Kingsley Plantation Barn - Fort George Island, Florida
Posted by: Groundspeak Regular Member gparkes
N 30° 26.357 W 081° 26.237
17R E 458011 N 3367544
Quick Description: Being from the midwest, I have seen the typical barn built out of wood, but one built from oyster shells... now that is a Waymark!
Location: Florida, United States
Date Posted: 1/31/2011 10:29:41 PM
Waymark Code: WMAN23
Published By: Groundspeak Regular Member fishingwishing
Views: 1

Long Description:
To begin with, this is a barn that is preserved in a National Park. Built in the 1800's, this was set in the Kingsley Plantation. The plantation produced indigo and cotton during the 1800's. The barn would have additionally been used for live stock for use on the farm.

What sets this barn apart from others is that it is made from a product called tabby. Tabby represents a blend of West African, Spanish, and Native American cultures. The oyster shells used to make the tabby were mined from shell mounds created by native peoples thousands of years before European arrival in the new world. By the early eighteenth century, tabby was used both here and in West Africa. It is unclear whether tabby’s origins lie in the coastal southeast or whether the technique was brought from West Africa through the slave trade.

The tabby buildings were constructed by enslaved workers who were skilled carpenters, tabby makers and brick layers. The structures they built 200 years ago remain today.

Tabby was created entirely from locally available materials. Oyster shells piled into middens by the Timucua were burned and ground for lime. Sand and water were mixed in, and often whole shells were added to speed the hardening of the tabby and to increase volume and durability.

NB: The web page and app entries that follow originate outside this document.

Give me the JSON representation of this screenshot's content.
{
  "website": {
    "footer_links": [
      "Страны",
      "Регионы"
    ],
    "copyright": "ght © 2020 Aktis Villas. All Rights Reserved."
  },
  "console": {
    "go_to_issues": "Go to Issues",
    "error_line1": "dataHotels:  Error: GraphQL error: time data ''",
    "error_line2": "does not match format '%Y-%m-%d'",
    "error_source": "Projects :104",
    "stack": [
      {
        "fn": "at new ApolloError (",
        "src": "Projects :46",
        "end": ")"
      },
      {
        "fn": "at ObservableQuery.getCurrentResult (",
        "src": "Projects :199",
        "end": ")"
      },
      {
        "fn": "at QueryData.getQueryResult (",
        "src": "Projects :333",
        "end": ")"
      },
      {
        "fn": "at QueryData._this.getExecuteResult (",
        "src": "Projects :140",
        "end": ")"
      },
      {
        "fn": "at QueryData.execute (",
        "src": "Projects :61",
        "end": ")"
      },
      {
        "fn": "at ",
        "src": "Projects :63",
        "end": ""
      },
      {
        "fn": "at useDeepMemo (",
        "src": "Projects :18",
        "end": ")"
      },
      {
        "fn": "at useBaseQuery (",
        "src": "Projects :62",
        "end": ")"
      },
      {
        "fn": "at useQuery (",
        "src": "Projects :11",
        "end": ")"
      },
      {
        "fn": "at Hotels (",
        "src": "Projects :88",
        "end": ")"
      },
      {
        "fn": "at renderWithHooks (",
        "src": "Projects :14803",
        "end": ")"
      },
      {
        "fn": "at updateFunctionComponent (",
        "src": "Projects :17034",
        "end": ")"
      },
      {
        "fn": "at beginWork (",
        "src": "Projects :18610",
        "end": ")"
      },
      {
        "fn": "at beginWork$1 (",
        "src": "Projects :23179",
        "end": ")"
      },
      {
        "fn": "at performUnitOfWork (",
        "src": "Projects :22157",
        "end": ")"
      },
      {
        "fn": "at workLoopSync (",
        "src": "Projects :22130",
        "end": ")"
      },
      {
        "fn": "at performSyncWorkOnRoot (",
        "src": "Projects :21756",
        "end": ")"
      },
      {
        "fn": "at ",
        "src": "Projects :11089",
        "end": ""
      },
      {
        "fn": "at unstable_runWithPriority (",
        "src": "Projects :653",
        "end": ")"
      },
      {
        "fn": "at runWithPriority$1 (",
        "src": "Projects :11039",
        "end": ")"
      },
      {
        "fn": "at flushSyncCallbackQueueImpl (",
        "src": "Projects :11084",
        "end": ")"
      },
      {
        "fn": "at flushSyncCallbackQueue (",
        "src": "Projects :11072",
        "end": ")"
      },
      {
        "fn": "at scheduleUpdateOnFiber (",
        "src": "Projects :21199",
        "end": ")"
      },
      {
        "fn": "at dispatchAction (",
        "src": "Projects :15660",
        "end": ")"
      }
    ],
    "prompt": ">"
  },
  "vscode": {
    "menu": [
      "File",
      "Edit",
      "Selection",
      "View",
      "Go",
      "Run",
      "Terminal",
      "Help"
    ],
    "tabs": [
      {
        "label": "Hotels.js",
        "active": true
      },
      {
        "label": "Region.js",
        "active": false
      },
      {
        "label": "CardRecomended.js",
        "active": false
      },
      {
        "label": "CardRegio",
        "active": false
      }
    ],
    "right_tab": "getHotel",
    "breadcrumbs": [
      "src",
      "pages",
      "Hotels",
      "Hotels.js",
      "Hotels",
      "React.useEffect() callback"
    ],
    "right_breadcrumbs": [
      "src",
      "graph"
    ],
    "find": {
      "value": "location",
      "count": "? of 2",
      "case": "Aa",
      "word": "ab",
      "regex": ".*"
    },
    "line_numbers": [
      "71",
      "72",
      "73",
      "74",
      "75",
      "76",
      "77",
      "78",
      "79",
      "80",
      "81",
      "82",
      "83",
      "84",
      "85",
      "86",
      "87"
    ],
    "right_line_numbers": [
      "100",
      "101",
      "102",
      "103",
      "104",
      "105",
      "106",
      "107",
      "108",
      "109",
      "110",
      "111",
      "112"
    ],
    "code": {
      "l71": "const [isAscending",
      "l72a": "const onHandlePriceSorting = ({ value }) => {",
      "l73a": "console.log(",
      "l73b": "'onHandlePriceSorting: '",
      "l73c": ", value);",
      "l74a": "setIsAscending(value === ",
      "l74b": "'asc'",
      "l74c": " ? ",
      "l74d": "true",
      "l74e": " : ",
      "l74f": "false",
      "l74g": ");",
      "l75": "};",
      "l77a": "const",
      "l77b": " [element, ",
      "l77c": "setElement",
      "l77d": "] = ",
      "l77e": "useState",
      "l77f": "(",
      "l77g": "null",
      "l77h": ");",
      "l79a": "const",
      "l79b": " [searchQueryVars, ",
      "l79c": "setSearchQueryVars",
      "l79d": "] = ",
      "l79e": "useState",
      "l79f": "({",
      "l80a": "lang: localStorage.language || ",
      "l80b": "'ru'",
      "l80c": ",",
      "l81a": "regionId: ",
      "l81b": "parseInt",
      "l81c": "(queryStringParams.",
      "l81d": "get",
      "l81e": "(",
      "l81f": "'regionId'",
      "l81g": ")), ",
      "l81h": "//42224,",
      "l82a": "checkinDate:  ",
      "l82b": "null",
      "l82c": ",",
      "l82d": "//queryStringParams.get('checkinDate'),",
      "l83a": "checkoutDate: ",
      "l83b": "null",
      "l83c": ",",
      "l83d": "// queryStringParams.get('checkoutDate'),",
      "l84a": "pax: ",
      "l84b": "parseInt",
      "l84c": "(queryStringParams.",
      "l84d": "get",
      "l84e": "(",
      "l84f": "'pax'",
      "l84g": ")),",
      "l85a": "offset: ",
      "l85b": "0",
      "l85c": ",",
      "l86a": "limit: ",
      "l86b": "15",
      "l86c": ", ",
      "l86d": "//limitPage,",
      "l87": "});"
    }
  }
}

Whole shell tabby was pourable and used much like today’s concrete. This type of construction was used for the slave cabins, kitchen house, and the walls of the barn. Tabby, without the whole shells, could also be made into bricks, which were used in the barn and the first floor of the kitchen kouse, as well as the fireplaces at the slave cabins. Once it hardened, the whole shell tabby was covered with a protective coat of lime putty, making the walls smooth. Little of this putty remains today.

* Part of this text were quoted from the National Park Service website: (visit link)

The instructions on creating tabby is quite simple.

1 - Burn a few dry oak logs down to ash.

2 - Add to the hot embers some oyster shells that have been bleached in the sun.

3 - Burn the oyster shells down to ash. This mixture of oak and oyster shell ashes makes an old-fashioned form of lime, the binding agent in cement.

4 - Mix the lime with sand and water. This makes the cement that binds the aggregate together.

5 - Add to the cement some oyster shells that have been thoroughly washed.

6 - Cast the concrete in wood forms to create walls, blocks or paving stones.

7 - Remove the forms when the concrete is set, and scrub the surface to remove the excess cement and expose the shells.

* Instructions found at: (visit link)

When visiting this barn, it is quite deceiving on intial appearances, that this isn't anything other than typical concrete construction, except upon close inspection of the walls. In the interior picture of the construction, you can see the layers or levels that the tabby was laid, one upon another. When you look at the walls, then you see the shells really stand out. This form of "concrete" construction is used not only here in the plantations, but also in the Spanish 16th century fortifications that can be found along the coast.
Construction: Other

Is this a 'working' barn?: Other (describe below)

Interpretation of the historic plantation... used within the settings of a National Park

Distinctive Features: Other (describe below)

Other Distinctive Features:
Construction material and history

Rating - Please Rate this Barn:

Visit Instructions:

When visiting a waymark, please take pictures that clearly show the barn and any implements, animals or other farm-related items that might be visible. This category can be as much about creative photography as the actual building itself. 

Tell us about your visit. Is this the first time you saw this barn? Did you make a special trip to 'visit' this waymark? Are you a 'country mouse' or 'city mouse'?

Search for... Google Map
Google Maps
Bing Maps
Nearest Waymarks
Nearest Barns
Nearest Geocaches
Nearest Benchmarks
Create a scavenger hunt using this waymark as the center point
Recent Visits/Logs:
There are no logs for this waymark yet.